For expanded distribution, the calculation looks like this:
$ 19.99 x 40% = $ 8.00 – $ 4.45 = $ 3.55
Amazon now also offers to print hardcover editions in Print-on-Demand. It requires a new edition of the cover and a new ISBN in the manuscript. I have just released two of my books in hardcover and am looking forward to see if it leads to extra sales.
My other main distributor is IngramSpark, which serves bookstores, both physical and online, in most of the world. Unlike Amazon, IngramSpark charges a small fee ($ 50) for uploading a book (PDF and ebook), just as it costs a small fee to be included in their catalogue of new books. IngramSpark is a wholesale distributor and does not run a retail store.
I use the same suggested retail price on IngramSpark as on Amazon and give the retailer 45%, but do not offer a return policy. My profit after deducting printing costs is $ 4.89 for Going Global on a Shoestring, which has a suggested retail price of $ 19.99.
Audiobooks have become very popular, but as I mentioned in the previous article, there are several challenges in making audiobook versions of non-fiction books. Now I have recorded Building Successful Partner Channels and Going Global on a Shoestring and put them up for distribution via Author’s Republic. From here, they are distributed on almost every platform where most people buy or stream their audiobooks.
The challenge with audiobooks is only related to the production. As soon as it is produced Author’s Republic takes care of the rest.
I was aware from the beginning that Denmark is not my primary market. My books sell well in Denmark, but the niche I write for is very small. The Damgaard book, which is the only book I have written in Danish so far, has to date sold almost 3,000 copies and still sells additional copies every month.
Denmark is a small closed market with its own distribution channels.
My printed books are distributed by DBK with whom TBK Publishing® has an agreement. My sale in Denmark is substantial enough for this model to pay off.If your sale is very modest, you can choose the BookBox solution instead.
Via my agreement with DBK, I also have an account on BogPortalen, where I create pages for my books so that they are visible to bookstores (physical and online). It is also on BogPortalen I control the discount that bookstores receive. My standard is 35% without a return right, but I make many other deals where I both offer a return right and give much higher discounts. It all depends on the terms a bookstore agrees to.
Sometimes I have offered commission agreements where the bookstores only pay me when the books are sold. It is a model that requires some administrational overhead, but it has produced a reasonable sale, and can be used actively in the marketing.
The eBooks and audiobooks are distributed via Publizon in Denmark.
The technical specifications of the audiobooks are different from Author’s Republic’s, but the instructions are good, and it takes a couple of hours to get the format sorted out.
I have a significant direct sale, i.e., individuals and companies approach me to purchase more copies of my books. Previously, I even had a small stock that I could use for that type of order. I no longer do that.
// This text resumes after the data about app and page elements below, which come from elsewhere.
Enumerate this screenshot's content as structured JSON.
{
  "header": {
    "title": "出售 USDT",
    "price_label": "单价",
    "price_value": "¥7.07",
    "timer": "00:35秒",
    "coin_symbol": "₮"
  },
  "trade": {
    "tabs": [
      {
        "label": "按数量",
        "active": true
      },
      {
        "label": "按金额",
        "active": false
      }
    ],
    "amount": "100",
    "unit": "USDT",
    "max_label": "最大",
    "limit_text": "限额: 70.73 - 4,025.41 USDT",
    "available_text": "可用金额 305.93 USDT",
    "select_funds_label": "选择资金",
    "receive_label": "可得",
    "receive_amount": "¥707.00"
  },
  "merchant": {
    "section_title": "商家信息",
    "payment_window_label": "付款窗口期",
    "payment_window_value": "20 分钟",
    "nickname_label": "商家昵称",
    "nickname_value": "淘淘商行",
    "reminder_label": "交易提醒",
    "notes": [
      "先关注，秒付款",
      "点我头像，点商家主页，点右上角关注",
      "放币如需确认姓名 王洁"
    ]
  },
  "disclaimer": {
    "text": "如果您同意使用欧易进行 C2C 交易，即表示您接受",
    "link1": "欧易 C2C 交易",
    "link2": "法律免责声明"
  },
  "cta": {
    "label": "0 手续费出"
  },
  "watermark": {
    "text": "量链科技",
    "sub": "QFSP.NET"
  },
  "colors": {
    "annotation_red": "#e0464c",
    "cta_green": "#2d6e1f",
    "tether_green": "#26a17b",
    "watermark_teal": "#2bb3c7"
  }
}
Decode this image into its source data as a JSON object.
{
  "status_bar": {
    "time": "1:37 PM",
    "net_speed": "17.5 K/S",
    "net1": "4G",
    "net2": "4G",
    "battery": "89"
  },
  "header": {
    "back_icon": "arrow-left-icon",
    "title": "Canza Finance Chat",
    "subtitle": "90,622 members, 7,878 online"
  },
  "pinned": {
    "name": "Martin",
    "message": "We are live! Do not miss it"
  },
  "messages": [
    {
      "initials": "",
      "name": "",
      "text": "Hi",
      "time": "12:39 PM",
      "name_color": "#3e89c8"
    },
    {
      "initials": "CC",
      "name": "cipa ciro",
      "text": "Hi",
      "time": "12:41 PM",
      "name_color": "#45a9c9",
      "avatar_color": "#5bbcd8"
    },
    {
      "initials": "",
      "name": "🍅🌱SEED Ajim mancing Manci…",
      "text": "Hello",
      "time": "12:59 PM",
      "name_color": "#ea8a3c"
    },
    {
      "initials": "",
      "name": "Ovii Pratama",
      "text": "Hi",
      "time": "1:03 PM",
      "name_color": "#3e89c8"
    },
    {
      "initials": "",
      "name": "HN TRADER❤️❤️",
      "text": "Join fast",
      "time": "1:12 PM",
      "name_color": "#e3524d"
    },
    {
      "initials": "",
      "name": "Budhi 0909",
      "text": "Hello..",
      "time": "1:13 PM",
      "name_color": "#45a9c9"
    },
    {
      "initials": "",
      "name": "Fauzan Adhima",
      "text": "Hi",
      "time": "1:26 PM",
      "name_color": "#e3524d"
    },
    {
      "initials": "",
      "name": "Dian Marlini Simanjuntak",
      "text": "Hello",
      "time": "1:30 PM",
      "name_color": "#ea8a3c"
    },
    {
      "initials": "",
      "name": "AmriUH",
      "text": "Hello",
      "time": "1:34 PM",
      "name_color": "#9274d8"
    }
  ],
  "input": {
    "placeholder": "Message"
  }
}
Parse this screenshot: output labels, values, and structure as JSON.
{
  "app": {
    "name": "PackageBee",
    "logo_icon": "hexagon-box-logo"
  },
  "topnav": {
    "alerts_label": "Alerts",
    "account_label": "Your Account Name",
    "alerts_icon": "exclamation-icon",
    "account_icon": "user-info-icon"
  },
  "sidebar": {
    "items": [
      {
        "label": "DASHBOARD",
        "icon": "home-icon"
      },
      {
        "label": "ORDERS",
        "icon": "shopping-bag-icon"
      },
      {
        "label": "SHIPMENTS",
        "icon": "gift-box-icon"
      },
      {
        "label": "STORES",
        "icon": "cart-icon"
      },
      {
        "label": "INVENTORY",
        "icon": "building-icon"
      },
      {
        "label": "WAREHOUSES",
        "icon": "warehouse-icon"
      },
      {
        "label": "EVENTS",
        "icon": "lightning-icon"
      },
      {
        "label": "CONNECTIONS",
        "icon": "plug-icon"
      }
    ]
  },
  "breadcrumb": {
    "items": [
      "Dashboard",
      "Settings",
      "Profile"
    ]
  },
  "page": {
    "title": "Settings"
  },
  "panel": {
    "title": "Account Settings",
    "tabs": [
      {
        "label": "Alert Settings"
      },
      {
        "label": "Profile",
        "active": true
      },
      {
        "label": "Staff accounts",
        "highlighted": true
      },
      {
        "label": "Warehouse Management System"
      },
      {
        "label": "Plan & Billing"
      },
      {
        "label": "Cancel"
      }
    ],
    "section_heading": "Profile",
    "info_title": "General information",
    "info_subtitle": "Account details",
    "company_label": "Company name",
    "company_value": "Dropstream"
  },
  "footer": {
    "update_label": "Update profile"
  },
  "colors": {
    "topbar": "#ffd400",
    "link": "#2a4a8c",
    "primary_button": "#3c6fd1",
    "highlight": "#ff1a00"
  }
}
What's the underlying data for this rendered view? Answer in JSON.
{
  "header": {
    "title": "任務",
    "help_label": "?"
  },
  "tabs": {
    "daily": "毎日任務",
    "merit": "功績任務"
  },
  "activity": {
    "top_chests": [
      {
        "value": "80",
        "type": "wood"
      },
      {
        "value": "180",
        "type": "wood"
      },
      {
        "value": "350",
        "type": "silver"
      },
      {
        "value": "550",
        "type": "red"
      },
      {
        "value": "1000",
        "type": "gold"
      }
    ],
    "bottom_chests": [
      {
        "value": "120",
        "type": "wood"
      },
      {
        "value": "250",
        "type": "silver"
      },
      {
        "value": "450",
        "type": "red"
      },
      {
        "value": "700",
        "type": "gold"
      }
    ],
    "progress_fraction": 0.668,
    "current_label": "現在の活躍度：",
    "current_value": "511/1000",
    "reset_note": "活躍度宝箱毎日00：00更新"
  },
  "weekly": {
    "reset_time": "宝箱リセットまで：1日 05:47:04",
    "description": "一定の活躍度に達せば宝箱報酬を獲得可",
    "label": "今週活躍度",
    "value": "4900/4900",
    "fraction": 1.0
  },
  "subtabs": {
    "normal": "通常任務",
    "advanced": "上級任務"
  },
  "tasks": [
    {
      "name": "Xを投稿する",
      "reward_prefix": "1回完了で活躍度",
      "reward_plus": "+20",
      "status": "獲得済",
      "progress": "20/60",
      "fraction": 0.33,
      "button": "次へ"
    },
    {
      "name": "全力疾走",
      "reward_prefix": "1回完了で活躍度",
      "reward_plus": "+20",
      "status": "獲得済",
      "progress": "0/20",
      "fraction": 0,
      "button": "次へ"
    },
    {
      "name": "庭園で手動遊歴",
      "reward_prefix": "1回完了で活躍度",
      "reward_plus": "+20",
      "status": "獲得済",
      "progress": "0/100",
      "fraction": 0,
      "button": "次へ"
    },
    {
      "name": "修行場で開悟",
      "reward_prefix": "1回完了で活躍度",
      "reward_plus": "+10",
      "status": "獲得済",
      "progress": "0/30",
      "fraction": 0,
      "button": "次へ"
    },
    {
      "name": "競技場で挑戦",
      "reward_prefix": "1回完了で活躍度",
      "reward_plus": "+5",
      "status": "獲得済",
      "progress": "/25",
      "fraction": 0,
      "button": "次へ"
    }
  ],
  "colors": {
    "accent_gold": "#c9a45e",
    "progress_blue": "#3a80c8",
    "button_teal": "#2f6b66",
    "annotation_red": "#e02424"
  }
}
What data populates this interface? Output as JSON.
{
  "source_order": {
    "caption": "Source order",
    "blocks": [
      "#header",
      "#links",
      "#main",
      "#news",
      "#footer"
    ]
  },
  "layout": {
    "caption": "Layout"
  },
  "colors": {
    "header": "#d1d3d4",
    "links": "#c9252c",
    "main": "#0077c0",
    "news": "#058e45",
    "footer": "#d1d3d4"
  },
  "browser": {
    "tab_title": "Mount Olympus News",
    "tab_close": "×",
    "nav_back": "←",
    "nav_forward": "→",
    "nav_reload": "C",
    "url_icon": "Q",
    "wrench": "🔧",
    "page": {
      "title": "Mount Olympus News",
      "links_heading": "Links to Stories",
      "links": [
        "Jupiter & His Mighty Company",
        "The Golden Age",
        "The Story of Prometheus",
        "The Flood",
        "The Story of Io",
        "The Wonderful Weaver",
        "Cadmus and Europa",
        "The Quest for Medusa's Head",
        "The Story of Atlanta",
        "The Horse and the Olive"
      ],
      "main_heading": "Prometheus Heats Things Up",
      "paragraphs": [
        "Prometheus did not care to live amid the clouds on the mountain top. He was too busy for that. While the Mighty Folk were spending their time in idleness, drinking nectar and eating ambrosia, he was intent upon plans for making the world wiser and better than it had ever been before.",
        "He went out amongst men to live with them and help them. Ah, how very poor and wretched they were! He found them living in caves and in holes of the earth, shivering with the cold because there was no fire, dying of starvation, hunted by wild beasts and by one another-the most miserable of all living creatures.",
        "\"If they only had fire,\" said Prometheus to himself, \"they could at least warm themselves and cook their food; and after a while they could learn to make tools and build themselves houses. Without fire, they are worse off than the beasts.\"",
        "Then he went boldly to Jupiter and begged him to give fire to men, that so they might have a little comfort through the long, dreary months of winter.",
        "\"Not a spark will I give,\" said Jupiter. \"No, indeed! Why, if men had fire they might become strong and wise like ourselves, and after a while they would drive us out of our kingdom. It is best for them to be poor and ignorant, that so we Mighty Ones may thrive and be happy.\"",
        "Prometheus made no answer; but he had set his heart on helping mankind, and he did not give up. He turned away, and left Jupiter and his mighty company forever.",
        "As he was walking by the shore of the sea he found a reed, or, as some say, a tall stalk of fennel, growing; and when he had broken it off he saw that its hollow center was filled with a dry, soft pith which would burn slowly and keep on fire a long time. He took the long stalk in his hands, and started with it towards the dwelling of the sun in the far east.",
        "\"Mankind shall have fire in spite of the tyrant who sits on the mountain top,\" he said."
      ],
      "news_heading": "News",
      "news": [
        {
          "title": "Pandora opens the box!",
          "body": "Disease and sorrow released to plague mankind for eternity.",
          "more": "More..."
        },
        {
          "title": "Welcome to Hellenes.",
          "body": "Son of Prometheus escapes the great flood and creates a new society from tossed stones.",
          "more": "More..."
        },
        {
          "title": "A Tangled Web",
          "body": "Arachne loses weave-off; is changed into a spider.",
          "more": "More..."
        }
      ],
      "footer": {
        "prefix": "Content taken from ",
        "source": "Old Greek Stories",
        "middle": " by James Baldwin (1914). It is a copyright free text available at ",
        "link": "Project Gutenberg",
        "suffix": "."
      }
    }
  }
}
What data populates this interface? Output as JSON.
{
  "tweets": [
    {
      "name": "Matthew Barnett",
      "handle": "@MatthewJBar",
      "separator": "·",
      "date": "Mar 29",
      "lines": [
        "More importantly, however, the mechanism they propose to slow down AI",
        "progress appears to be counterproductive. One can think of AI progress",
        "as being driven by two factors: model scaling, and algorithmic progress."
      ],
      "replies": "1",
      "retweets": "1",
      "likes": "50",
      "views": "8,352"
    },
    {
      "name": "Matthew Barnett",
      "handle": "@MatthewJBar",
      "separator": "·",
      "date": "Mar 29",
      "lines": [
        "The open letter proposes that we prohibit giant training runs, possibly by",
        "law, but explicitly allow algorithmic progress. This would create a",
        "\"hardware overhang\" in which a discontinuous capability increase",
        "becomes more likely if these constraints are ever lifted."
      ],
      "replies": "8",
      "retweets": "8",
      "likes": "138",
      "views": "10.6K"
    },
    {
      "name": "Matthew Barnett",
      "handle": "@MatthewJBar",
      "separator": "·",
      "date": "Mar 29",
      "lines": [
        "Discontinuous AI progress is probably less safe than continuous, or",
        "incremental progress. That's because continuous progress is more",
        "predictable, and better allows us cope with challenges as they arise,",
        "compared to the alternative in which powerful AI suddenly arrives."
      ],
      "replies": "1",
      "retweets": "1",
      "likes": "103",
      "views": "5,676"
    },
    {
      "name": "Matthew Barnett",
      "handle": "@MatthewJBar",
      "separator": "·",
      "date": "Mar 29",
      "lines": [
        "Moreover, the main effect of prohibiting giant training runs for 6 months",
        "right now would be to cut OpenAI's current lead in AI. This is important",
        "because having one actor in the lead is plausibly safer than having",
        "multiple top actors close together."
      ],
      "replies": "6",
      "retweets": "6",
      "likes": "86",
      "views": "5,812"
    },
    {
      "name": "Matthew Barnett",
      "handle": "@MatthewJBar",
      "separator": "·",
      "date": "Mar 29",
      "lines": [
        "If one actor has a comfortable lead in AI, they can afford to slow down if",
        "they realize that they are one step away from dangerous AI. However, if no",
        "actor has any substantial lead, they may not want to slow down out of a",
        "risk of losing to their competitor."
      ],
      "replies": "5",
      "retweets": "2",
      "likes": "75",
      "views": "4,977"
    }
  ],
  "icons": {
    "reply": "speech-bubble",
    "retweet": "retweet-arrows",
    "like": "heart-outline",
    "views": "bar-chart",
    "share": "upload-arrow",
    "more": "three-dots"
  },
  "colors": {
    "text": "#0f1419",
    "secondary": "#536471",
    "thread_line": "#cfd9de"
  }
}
Instead, I use DBK, Amazon and IngramSpark and leave printing, packing, and shipping to them. For larger orders, I may order from a printing company and have them send the books directly to the customer. Since the price of a direct sale is agreed upon individually with the customer, and I don’t have to leave any margin to a distributor. The royalty on such deals are very attractive.
As a self-publisher, physical and digital distribution is probably the simplest of the four main activities. Distribution of books (print, digital and audio) is well organised and is offered as self-service solutions that are easy and surprisingly cheap to use. A prerequisite for a book to be purchased is that it is available no matter where on the globe the reader resides, and in the format the reader prefers. But that doesn’t guarantee a sale. It requires marketing, which is the topic of the next articles.Tags: DBK, distribution, ISBN, KDP, self-publisher